__DESCRIPTION OF THE TASK__. Look for "Output a JSON" in the records below, then copy that line and every line after it, exactly and with nothing added.

Data about app and page elements:
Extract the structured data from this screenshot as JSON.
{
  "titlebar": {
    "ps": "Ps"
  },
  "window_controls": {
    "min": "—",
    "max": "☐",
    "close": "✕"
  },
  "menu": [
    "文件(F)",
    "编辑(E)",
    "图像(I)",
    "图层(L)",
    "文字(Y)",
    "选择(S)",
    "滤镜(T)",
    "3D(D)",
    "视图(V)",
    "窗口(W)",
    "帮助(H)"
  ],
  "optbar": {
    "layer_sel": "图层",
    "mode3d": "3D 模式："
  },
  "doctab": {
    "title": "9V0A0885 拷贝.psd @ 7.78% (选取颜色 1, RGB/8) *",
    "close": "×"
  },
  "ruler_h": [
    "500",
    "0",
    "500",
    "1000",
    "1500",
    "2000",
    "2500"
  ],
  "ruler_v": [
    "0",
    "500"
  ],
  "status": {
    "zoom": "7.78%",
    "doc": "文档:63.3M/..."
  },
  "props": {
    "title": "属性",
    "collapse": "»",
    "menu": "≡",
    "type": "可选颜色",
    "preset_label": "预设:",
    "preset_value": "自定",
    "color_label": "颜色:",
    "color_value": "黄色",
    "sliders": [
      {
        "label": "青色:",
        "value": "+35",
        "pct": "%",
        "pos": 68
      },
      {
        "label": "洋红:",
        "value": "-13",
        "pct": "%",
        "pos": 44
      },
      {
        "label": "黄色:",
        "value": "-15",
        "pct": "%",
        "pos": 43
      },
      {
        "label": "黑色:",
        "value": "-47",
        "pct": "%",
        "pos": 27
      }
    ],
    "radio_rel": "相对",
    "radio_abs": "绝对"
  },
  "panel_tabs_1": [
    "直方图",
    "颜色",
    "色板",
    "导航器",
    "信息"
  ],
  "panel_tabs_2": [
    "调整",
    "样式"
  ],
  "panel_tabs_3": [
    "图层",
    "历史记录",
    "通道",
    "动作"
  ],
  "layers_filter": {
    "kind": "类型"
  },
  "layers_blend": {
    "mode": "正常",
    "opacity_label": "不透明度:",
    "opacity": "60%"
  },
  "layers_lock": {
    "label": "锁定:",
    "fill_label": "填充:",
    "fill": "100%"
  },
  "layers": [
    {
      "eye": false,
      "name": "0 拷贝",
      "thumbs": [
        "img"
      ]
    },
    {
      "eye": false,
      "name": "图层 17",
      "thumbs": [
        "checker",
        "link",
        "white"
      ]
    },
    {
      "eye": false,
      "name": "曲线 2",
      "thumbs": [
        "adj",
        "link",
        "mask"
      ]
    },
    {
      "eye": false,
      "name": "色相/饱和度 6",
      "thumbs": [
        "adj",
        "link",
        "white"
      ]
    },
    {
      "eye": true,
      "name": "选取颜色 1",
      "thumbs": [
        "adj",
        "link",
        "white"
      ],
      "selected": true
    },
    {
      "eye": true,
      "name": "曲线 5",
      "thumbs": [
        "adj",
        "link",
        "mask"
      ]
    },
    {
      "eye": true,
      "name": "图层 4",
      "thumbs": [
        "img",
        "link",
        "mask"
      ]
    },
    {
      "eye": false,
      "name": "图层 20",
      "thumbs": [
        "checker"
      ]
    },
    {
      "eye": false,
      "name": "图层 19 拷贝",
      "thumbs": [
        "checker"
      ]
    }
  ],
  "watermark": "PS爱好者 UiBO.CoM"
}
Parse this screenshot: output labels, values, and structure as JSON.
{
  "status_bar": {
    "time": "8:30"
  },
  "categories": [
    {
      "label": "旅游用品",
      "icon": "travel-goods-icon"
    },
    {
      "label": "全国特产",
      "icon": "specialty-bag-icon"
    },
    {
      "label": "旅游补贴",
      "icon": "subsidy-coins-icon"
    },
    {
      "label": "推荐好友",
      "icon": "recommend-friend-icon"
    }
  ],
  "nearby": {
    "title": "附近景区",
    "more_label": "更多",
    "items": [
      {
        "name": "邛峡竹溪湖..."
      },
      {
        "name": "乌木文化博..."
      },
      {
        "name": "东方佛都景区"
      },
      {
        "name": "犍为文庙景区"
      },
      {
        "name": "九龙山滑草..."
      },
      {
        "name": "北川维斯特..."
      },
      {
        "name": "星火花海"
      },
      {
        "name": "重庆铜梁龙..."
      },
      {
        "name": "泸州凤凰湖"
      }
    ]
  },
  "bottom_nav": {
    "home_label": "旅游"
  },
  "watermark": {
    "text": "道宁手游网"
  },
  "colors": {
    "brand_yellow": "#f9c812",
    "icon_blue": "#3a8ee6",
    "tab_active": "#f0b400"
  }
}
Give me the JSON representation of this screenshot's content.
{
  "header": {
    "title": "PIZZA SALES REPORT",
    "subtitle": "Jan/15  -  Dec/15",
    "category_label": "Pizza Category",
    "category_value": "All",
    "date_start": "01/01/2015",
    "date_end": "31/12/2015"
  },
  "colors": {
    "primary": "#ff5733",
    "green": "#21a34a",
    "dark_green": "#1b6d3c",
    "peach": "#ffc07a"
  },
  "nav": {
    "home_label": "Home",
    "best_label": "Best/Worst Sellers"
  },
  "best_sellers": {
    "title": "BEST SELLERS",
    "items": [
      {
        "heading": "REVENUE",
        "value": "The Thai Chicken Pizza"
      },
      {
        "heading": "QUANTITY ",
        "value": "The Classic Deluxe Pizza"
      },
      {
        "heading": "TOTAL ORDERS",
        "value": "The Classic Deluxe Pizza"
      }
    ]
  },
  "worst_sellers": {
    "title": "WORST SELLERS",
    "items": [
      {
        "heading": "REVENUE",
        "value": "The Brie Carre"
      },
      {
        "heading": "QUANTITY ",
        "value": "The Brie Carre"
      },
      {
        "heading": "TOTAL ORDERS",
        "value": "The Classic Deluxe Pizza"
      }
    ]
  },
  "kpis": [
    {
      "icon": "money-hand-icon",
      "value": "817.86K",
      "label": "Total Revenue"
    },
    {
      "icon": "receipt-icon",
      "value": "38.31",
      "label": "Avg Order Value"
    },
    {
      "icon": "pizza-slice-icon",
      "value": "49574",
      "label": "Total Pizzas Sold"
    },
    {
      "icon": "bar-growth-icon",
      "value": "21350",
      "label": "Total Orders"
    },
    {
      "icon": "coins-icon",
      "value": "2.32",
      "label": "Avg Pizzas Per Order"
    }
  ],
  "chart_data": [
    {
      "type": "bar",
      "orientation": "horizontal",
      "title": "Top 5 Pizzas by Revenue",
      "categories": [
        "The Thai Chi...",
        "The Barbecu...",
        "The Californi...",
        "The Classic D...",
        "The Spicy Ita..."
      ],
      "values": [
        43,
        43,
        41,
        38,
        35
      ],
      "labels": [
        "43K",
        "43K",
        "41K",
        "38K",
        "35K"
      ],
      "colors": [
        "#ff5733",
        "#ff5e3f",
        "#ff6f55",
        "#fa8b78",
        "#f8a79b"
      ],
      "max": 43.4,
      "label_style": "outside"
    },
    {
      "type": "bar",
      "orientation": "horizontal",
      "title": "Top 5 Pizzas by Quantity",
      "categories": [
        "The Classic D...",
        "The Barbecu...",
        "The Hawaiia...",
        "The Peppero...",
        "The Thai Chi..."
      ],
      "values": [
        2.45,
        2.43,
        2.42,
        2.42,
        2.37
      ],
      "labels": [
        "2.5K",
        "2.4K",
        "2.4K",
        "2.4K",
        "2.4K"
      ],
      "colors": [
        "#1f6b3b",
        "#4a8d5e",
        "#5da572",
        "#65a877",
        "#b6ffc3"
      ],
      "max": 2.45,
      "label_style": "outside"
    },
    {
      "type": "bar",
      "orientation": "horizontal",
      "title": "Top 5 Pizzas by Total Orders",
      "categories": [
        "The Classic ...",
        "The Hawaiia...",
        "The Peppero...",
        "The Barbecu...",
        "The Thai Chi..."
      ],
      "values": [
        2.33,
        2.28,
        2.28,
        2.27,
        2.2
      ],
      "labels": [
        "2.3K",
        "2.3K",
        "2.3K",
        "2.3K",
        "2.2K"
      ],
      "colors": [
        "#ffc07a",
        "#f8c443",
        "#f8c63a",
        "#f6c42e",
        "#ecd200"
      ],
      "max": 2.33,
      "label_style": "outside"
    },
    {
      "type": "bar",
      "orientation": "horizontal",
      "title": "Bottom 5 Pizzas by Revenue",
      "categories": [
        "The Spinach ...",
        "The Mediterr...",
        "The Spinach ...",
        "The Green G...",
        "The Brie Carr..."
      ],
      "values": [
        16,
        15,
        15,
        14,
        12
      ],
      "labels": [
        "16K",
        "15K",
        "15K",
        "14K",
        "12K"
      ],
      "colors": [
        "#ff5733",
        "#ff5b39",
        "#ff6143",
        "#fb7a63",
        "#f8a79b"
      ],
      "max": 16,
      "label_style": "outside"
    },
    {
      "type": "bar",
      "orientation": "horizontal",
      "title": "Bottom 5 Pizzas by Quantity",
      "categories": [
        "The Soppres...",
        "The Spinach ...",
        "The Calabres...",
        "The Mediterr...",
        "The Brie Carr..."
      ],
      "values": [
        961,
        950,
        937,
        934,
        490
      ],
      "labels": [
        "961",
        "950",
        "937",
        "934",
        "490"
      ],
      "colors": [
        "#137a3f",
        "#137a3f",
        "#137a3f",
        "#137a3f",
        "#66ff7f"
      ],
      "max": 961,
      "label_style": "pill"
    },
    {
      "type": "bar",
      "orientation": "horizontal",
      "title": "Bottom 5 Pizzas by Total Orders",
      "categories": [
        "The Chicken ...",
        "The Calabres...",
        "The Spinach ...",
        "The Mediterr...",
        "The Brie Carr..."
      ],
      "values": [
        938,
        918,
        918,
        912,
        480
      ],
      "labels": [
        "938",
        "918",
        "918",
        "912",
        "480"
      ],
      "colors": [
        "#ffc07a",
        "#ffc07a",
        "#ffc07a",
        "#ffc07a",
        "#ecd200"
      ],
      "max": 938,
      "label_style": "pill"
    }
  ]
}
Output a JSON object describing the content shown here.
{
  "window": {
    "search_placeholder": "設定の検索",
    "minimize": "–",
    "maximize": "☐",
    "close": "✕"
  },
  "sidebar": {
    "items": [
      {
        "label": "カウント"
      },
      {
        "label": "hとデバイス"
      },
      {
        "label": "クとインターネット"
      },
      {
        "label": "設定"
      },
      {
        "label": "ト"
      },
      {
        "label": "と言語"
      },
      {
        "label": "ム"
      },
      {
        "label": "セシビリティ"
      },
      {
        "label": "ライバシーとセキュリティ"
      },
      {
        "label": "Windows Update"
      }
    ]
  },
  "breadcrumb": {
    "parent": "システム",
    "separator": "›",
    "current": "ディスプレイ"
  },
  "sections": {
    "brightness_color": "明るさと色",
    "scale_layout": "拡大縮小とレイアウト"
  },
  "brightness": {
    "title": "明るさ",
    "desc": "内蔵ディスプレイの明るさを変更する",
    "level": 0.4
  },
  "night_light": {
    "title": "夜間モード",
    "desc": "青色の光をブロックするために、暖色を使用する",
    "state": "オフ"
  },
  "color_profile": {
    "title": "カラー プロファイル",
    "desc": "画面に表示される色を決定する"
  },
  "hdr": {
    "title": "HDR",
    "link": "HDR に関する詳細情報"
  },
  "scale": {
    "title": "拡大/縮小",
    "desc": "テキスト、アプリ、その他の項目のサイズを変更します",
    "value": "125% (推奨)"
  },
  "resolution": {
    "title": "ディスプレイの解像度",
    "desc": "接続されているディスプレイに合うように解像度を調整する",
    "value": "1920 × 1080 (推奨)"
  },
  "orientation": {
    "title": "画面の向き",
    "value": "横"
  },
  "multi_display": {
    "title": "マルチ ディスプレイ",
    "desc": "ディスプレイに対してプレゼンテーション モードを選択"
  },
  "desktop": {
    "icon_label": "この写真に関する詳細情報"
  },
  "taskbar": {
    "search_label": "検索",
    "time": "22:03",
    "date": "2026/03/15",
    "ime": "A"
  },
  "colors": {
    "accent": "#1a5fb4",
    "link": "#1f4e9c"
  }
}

__PROBLEM SOLUTION__.
Output a JSON object describing the content shown here.
{
  "window": {
    "search_placeholder": "設定の検索",
    "minimize": "–",
    "maximize": "☐",
    "close": "✕"
  },
  "sidebar": {
    "items": [
      {
        "label": "カウント"
      },
      {
        "label": "hとデバイス"
      },
      {
        "label": "クとインターネット"
      },
      {
        "label": "設定"
      },
      {
        "label": "ト"
      },
      {
        "label": "と言語"
      },
      {
        "label": "ム"
      },
      {
        "label": "セシビリティ"
      },
      {
        "label": "ライバシーとセキュリティ"
      },
      {
        "label": "Windows Update"
      }
    ]
  },
  "breadcrumb": {
    "parent": "システム",
    "separator": "›",
    "current": "ディスプレイ"
  },
  "sections": {
    "brightness_color": "明るさと色",
    "scale_layout": "拡大縮小とレイアウト"
  },
  "brightness": {
    "title": "明るさ",
    "desc": "内蔵ディスプレイの明るさを変更する",
    "level": 0.4
  },
  "night_light": {
    "title": "夜間モード",
    "desc": "青色の光をブロックするために、暖色を使用する",
    "state": "オフ"
  },
  "color_profile": {
    "title": "カラー プロファイル",
    "desc": "画面に表示される色を決定する"
  },
  "hdr": {
    "title": "HDR",
    "link": "HDR に関する詳細情報"
  },
  "scale": {
    "title": "拡大/縮小",
    "desc": "テキスト、アプリ、その他の項目のサイズを変更します",
    "value": "125% (推奨)"
  },
  "resolution": {
    "title": "ディスプレイの解像度",
    "desc": "接続されているディスプレイに合うように解像度を調整する",
    "value": "1920 × 1080 (推奨)"
  },
  "orientation": {
    "title": "画面の向き",
    "value": "横"
  },
  "multi_display": {
    "title": "マルチ ディスプレイ",
    "desc": "ディスプレイに対してプレゼンテーション モードを選択"
  },
  "desktop": {
    "icon_label": "この写真に関する詳細情報"
  },
  "taskbar": {
    "search_label": "検索",
    "time": "22:03",
    "date": "2026/03/15",
    "ime": "A"
  },
  "colors": {
    "accent": "#1a5fb4",
    "link": "#1f4e9c"
  }
}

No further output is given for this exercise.